▶ _Activity_
Your answer must be the records below, reproduced exactly.

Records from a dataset
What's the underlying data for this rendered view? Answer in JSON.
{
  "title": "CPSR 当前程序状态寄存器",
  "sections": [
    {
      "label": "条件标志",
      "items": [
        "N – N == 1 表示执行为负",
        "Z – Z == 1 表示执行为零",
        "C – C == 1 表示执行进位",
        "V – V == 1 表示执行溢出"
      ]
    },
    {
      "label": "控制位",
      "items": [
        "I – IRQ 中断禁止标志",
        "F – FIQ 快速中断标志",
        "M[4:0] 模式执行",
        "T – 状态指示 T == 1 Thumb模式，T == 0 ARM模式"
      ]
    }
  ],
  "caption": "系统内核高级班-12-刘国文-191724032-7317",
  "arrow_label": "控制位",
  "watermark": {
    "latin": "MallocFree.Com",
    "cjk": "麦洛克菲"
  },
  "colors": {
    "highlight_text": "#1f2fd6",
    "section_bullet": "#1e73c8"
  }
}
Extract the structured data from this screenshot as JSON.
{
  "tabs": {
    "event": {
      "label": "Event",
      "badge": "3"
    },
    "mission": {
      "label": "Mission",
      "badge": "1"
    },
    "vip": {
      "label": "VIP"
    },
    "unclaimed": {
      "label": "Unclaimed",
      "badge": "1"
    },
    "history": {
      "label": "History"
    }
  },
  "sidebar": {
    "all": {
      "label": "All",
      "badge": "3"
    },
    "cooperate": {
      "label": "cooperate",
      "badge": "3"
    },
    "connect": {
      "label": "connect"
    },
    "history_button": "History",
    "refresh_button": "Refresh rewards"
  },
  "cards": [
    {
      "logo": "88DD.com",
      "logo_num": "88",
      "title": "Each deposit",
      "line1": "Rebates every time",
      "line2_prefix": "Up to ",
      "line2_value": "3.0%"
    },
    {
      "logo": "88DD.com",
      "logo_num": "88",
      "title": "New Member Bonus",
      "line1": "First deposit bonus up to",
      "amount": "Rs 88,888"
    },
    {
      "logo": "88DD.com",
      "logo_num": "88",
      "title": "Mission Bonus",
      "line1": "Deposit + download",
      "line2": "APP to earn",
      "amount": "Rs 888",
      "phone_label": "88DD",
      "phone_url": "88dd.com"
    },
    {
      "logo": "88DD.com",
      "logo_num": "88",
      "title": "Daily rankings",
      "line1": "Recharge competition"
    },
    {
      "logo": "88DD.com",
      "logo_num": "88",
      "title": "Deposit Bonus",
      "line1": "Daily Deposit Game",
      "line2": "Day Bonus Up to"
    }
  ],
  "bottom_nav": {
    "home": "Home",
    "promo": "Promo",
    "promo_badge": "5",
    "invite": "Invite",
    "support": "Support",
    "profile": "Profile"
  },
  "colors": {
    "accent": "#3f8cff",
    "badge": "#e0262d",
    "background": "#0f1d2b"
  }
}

▶ _Exercise response_
What's the underlying data for this rendered view? Answer in JSON.
{
  "title": "CPSR 当前程序状态寄存器",
  "sections": [
    {
      "label": "条件标志",
      "items": [
        "N – N == 1 表示执行为负",
        "Z – Z == 1 表示执行为零",
        "C – C == 1 表示执行进位",
        "V – V == 1 表示执行溢出"
      ]
    },
    {
      "label": "控制位",
      "items": [
        "I – IRQ 中断禁止标志",
        "F – FIQ 快速中断标志",
        "M[4:0] 模式执行",
        "T – 状态指示 T == 1 Thumb模式，T == 0 ARM模式"
      ]
    }
  ],
  "caption": "系统内核高级班-12-刘国文-191724032-7317",
  "arrow_label": "控制位",
  "watermark": {
    "latin": "MallocFree.Com",
    "cjk": "麦洛克菲"
  },
  "colors": {
    "highlight_text": "#1f2fd6",
    "section_bullet": "#1e73c8"
  }
}
Extract the structured data from this screenshot as JSON.
{
  "tabs": {
    "event": {
      "label": "Event",
      "badge": "3"
    },
    "mission": {
      "label": "Mission",
      "badge": "1"
    },
    "vip": {
      "label": "VIP"
    },
    "unclaimed": {
      "label": "Unclaimed",
      "badge": "1"
    },
    "history": {
      "label": "History"
    }
  },
  "sidebar": {
    "all": {
      "label": "All",
      "badge": "3"
    },
    "cooperate": {
      "label": "cooperate",
      "badge": "3"
    },
    "connect": {
      "label": "connect"
    },
    "history_button": "History",
    "refresh_button": "Refresh rewards"
  },
  "cards": [
    {
      "logo": "88DD.com",
      "logo_num": "88",
      "title": "Each deposit",
      "line1": "Rebates every time",
      "line2_prefix": "Up to ",
      "line2_value": "3.0%"
    },
    {
      "logo": "88DD.com",
      "logo_num": "88",
      "title": "New Member Bonus",
      "line1": "First deposit bonus up to",
      "amount": "Rs 88,888"
    },
    {
      "logo": "88DD.com",
      "logo_num": "88",
      "title": "Mission Bonus",
      "line1": "Deposit + download",
      "line2": "APP to earn",
      "amount": "Rs 888",
      "phone_label": "88DD",
      "phone_url": "88dd.com"
    },
    {
      "logo": "88DD.com",
      "logo_num": "88",
      "title": "Daily rankings",
      "line1": "Recharge competition"
    },
    {
      "logo": "88DD.com",
      "logo_num": "88",
      "title": "Deposit Bonus",
      "line1": "Daily Deposit Game",
      "line2": "Day Bonus Up to"
    }
  ],
  "bottom_nav": {
    "home": "Home",
    "promo": "Promo",
    "promo_badge": "5",
    "invite": "Invite",
    "support": "Support",
    "profile": "Profile"
  },
  "colors": {
    "accent": "#3f8cff",
    "badge": "#e0262d",
    "background": "#0f1d2b"
  }
}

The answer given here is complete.